**Instructions for the task:** Look through the entries for the string "Information" and copy every line where it shows up.
+--
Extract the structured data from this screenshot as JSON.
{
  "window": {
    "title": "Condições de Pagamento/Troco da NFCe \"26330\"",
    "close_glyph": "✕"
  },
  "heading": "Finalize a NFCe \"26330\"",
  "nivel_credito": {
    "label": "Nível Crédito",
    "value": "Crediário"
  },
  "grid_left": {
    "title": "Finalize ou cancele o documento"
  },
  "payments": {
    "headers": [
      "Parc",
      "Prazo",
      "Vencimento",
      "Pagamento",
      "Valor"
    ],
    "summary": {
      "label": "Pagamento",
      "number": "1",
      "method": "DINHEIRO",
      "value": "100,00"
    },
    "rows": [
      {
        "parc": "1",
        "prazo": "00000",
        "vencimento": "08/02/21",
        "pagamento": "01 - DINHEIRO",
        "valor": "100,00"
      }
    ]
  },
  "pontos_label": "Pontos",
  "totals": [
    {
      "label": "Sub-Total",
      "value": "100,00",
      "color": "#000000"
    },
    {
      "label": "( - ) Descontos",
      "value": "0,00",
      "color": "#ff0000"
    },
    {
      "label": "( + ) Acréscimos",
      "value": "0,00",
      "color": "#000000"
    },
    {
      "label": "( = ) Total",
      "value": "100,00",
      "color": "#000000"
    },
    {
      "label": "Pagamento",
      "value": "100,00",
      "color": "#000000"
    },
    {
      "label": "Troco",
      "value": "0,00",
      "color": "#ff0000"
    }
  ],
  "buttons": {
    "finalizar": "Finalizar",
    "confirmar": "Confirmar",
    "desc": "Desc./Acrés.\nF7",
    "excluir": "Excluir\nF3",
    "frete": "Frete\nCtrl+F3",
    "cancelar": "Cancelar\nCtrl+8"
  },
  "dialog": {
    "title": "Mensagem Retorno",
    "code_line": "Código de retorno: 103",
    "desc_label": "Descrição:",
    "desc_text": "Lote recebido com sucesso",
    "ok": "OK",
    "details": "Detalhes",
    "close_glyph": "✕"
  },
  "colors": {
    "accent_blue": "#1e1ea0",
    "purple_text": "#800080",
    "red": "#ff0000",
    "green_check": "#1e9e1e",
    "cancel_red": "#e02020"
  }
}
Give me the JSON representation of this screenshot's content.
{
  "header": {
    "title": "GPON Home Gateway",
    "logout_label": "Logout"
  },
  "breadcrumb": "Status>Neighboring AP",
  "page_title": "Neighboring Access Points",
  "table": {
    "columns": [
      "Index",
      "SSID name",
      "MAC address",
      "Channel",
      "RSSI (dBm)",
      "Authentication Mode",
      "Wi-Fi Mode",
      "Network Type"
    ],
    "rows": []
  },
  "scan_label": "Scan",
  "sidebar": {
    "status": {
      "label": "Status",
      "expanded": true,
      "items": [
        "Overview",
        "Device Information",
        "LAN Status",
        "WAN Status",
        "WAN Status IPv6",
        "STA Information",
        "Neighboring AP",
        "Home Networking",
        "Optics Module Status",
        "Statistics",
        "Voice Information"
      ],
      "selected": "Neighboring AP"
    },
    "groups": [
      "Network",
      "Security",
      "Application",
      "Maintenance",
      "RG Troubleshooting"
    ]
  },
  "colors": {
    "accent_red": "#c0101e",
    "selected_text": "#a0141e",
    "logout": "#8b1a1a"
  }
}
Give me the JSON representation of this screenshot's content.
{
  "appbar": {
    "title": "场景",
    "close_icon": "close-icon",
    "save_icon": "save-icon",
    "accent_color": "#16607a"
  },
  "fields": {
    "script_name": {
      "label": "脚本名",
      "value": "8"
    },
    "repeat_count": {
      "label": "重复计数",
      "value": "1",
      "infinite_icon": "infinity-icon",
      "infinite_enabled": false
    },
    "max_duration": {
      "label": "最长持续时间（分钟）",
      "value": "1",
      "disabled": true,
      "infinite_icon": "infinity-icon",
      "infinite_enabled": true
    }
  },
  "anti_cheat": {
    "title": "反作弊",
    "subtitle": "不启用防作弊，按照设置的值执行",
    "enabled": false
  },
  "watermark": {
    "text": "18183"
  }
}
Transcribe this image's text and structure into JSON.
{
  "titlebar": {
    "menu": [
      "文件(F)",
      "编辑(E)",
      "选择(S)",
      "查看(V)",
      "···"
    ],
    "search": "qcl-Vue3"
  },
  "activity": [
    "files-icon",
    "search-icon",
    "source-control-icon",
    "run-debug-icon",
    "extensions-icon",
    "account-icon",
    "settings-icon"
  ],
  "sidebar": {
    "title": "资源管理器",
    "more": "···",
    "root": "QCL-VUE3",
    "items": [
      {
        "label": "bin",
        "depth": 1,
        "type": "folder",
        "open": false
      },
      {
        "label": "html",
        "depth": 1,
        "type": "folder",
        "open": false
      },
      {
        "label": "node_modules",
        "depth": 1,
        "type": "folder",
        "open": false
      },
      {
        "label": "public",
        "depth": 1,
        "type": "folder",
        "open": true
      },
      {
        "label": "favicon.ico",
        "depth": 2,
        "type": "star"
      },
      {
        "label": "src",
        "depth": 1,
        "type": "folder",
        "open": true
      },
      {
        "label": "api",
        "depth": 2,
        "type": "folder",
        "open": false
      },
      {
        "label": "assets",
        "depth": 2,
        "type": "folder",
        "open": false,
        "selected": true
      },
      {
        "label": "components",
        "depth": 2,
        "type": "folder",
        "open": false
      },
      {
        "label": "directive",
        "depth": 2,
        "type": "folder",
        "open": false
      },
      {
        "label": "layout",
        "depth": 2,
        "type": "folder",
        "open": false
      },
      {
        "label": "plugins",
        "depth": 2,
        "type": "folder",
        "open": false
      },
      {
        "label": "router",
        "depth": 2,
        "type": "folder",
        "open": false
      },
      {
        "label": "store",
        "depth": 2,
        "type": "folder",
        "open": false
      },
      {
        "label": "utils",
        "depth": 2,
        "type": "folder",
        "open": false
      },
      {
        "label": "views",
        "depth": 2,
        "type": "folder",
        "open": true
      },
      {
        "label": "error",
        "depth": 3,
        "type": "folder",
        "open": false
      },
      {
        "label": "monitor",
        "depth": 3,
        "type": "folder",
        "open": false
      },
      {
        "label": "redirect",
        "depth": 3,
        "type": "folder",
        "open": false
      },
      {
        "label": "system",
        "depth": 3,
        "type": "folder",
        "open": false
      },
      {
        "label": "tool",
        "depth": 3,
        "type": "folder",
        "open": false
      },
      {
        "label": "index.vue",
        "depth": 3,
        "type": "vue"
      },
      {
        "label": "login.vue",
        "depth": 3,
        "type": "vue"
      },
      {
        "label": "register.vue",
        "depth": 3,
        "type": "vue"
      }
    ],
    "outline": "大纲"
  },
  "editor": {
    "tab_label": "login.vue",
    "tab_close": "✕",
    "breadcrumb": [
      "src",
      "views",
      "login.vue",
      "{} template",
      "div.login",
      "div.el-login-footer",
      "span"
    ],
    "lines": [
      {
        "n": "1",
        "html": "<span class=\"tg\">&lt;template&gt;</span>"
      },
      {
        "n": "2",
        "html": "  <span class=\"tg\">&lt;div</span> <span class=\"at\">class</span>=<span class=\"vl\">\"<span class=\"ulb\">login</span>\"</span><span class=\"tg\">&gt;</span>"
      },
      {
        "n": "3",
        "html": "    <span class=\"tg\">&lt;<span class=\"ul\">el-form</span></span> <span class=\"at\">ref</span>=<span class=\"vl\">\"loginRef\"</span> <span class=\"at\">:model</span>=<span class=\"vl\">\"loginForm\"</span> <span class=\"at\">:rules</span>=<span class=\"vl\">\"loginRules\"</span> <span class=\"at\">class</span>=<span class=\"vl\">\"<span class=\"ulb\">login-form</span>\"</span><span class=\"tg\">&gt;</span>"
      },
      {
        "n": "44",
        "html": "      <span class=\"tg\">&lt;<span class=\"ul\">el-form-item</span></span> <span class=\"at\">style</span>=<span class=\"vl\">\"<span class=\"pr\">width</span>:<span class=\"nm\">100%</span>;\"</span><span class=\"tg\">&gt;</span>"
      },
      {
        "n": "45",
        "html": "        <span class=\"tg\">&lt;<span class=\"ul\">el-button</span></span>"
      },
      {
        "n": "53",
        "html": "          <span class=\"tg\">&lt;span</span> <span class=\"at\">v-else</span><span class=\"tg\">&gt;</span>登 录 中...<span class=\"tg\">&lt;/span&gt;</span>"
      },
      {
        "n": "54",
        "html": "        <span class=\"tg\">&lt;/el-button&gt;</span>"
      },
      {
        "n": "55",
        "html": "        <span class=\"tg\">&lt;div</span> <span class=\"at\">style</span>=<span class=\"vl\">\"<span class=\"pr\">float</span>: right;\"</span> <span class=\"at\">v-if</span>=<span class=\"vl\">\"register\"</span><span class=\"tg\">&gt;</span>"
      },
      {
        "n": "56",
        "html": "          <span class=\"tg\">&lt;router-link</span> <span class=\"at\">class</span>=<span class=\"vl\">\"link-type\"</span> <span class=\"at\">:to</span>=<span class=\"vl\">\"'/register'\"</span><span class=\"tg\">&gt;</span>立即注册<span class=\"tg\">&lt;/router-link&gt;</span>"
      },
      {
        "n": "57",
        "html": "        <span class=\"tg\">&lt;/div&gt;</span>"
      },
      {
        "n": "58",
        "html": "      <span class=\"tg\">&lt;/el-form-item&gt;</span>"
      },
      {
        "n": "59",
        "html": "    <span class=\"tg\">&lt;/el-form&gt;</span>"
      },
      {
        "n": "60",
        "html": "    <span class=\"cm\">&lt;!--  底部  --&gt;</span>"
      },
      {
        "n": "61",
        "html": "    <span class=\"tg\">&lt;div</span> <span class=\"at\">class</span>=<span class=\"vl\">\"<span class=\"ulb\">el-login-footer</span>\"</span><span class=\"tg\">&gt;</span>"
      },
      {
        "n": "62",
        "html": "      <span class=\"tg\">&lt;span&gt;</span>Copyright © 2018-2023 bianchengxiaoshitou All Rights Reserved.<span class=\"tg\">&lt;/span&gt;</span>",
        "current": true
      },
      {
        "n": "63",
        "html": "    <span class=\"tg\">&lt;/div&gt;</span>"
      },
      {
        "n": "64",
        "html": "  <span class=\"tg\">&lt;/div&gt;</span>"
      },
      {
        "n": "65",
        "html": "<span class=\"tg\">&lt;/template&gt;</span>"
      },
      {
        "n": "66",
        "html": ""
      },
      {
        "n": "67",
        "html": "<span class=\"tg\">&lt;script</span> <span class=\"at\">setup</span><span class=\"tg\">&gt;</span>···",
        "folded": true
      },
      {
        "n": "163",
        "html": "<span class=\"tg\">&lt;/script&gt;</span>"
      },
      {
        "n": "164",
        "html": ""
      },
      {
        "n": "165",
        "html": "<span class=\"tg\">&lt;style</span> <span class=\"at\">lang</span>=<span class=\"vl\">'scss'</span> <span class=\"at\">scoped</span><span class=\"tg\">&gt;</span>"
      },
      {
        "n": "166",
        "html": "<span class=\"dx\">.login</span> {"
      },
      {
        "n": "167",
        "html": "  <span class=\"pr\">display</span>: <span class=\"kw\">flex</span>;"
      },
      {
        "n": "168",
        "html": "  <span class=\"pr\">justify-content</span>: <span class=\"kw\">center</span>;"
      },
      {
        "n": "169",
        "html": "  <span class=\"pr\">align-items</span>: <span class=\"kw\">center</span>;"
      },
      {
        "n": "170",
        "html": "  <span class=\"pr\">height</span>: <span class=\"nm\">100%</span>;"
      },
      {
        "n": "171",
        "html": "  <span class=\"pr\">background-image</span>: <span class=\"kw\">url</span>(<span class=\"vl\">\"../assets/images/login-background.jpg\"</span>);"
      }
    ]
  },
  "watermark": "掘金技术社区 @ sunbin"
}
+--
**Task output:**
        "Device Information",
        "STA Information",
        "Voice Information"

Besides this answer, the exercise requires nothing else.